From an evolutionary and biological perspective, animals are driven to have sex in order to procreate. But there is a lot more to sexual relations between animals. Animal sex is at least as strange and varied as human sex. A male might copulate with many females. And female animals of many species can be choosy, too. Homosexuality is common. Monogamy is rare. And the animal kingdom is full of swingers. In short, with animals, sex can be wild.
A simultaneous hermaphrodite, the slug has both male and female reproductive organs that it uses simultaneously during sex. The male organ is a two-pronged penis equipped with spines.
Sea lampreys use a digestive enzyme called a bile salt as a sexual pheromone, excreting it through their gills after not eating for weeks.
For insects like aphids, a raindrop on their head is like a refrigerator falling on a human, so it behooves them to detect stormy weather and avoid such naughty acts.
Unlike many other animals, kangaroos have sex for a long time — up to 50 minutes. And the female has three vaginas, two of which are inseminated by the male's double-headed penis.
Seahorses have a sex role reversal, where males get pregnant instead of females. But how do they actually get busy and get pregnant in the first place?

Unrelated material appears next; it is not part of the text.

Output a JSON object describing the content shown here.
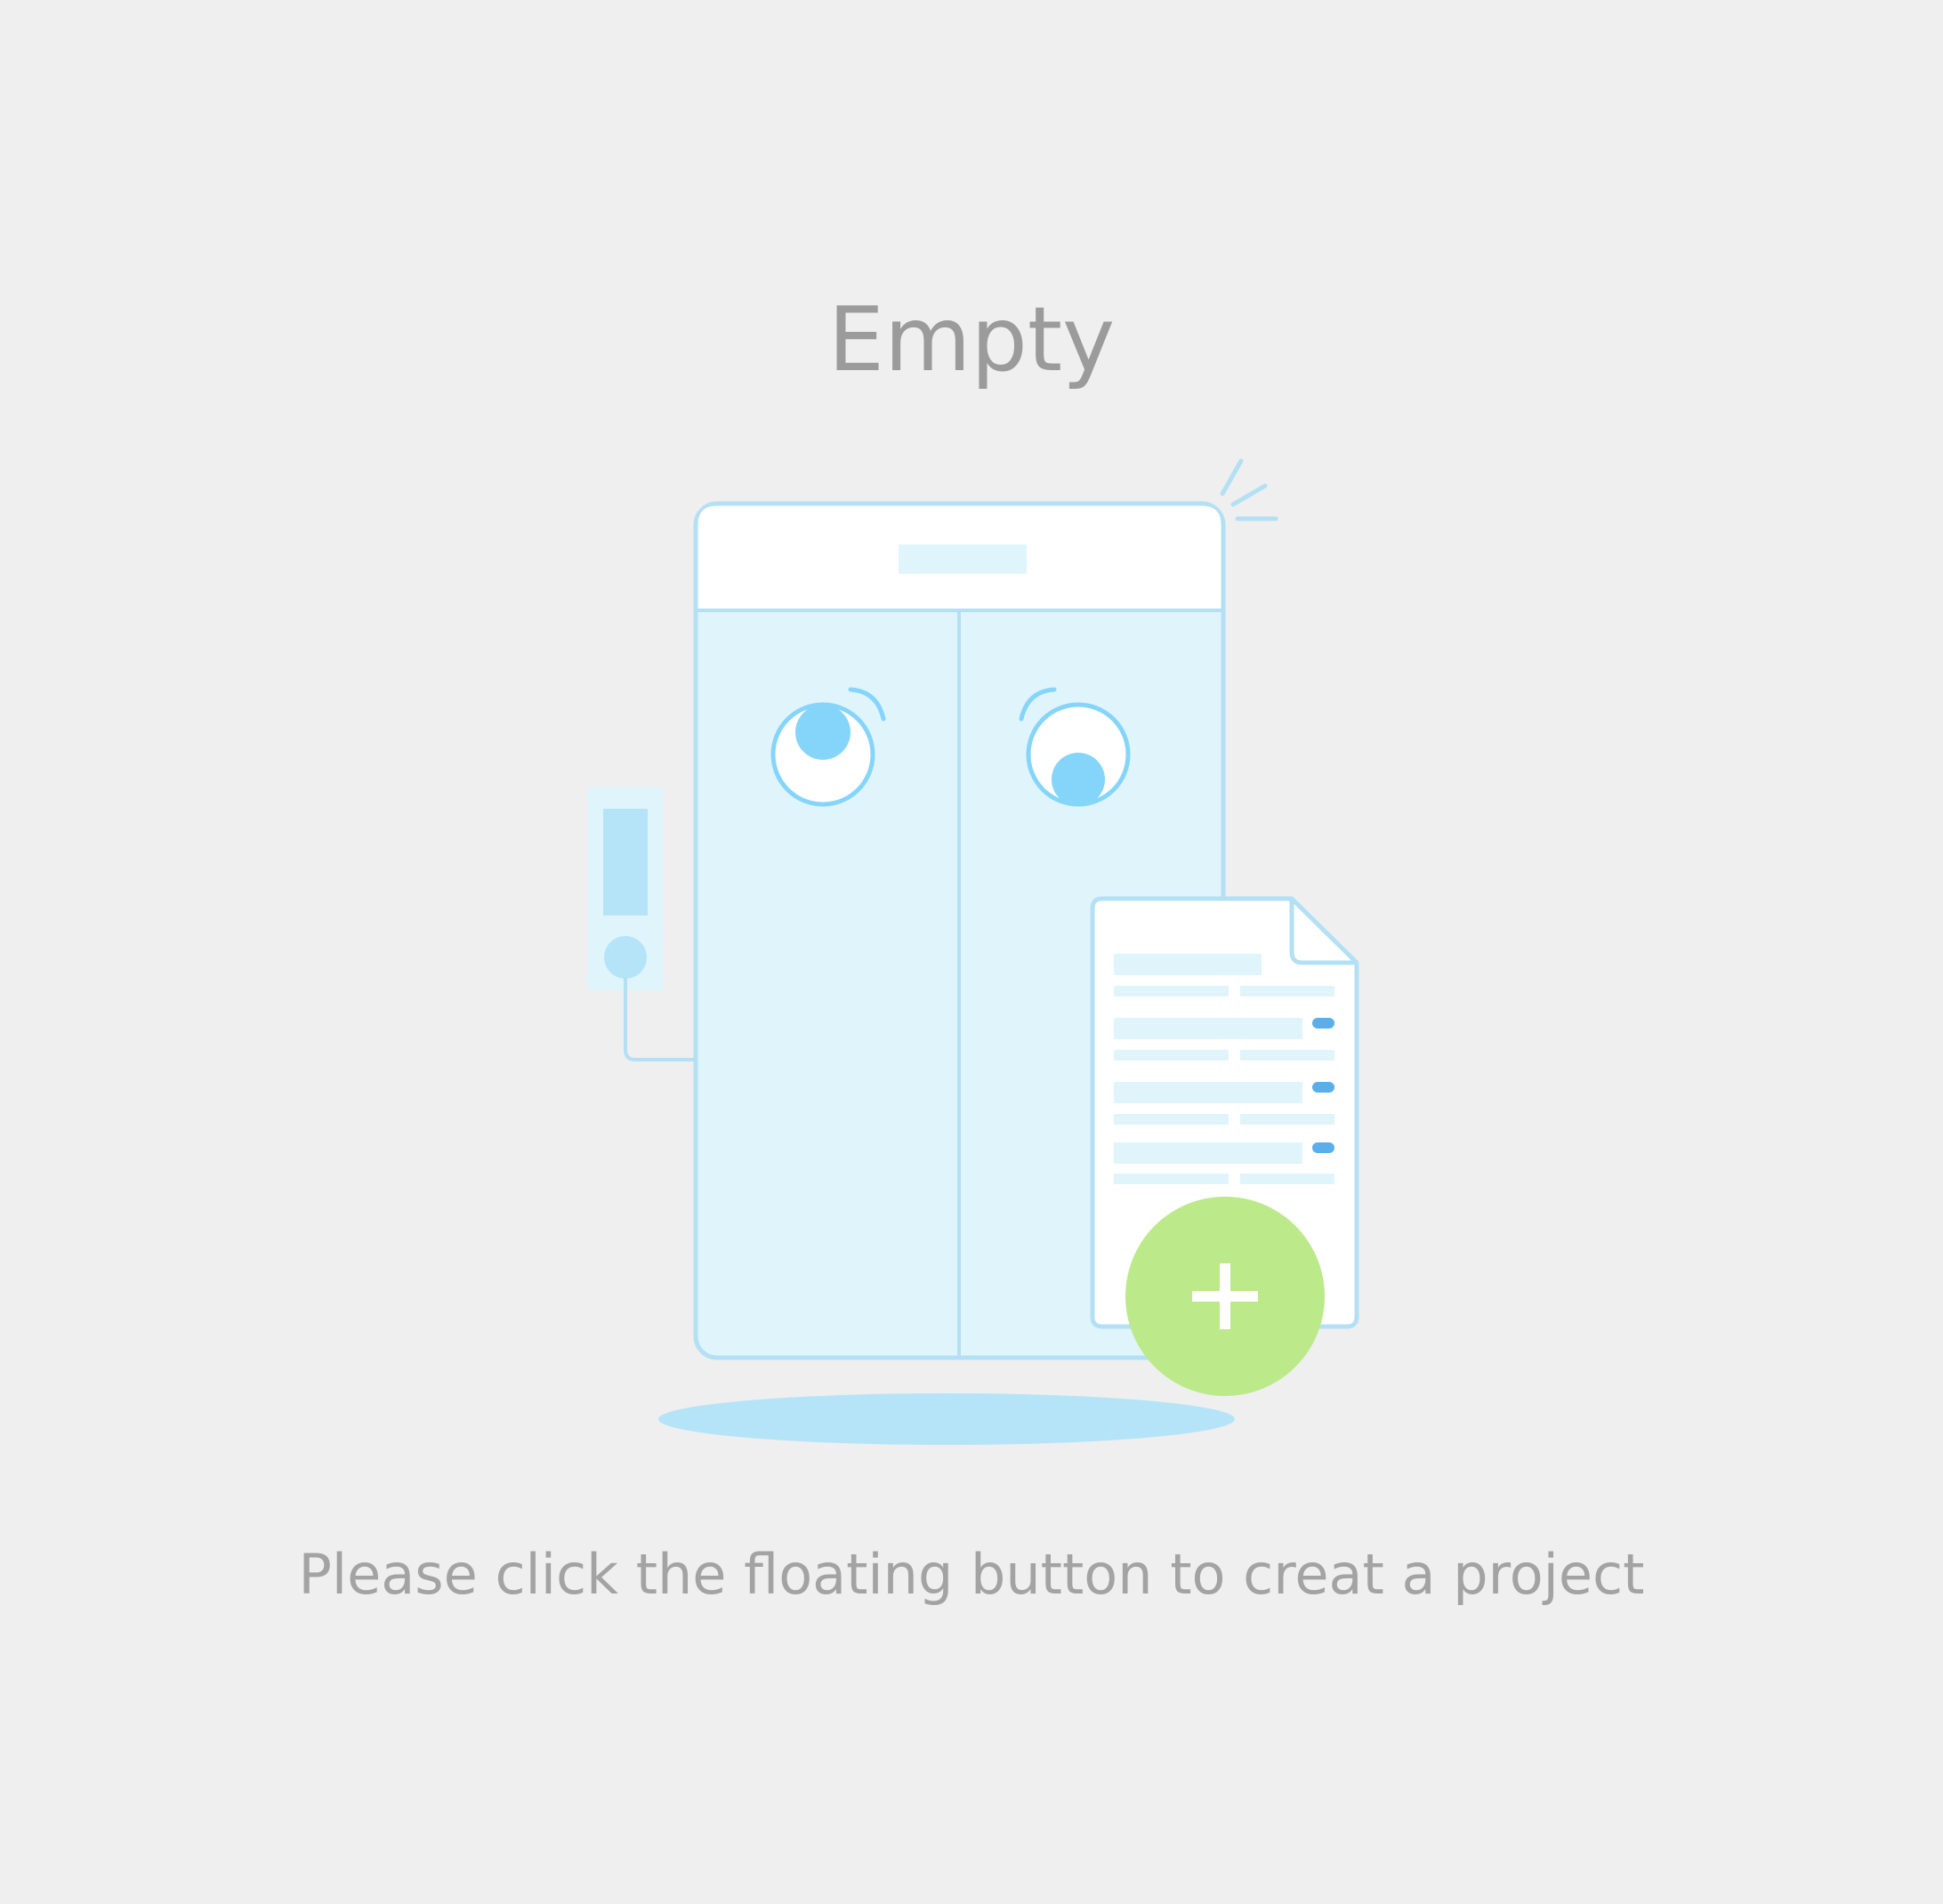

Females of two bug species may have figured out a way to lessen their chances of being on the receiving end of their species habit of "traumatic insemination."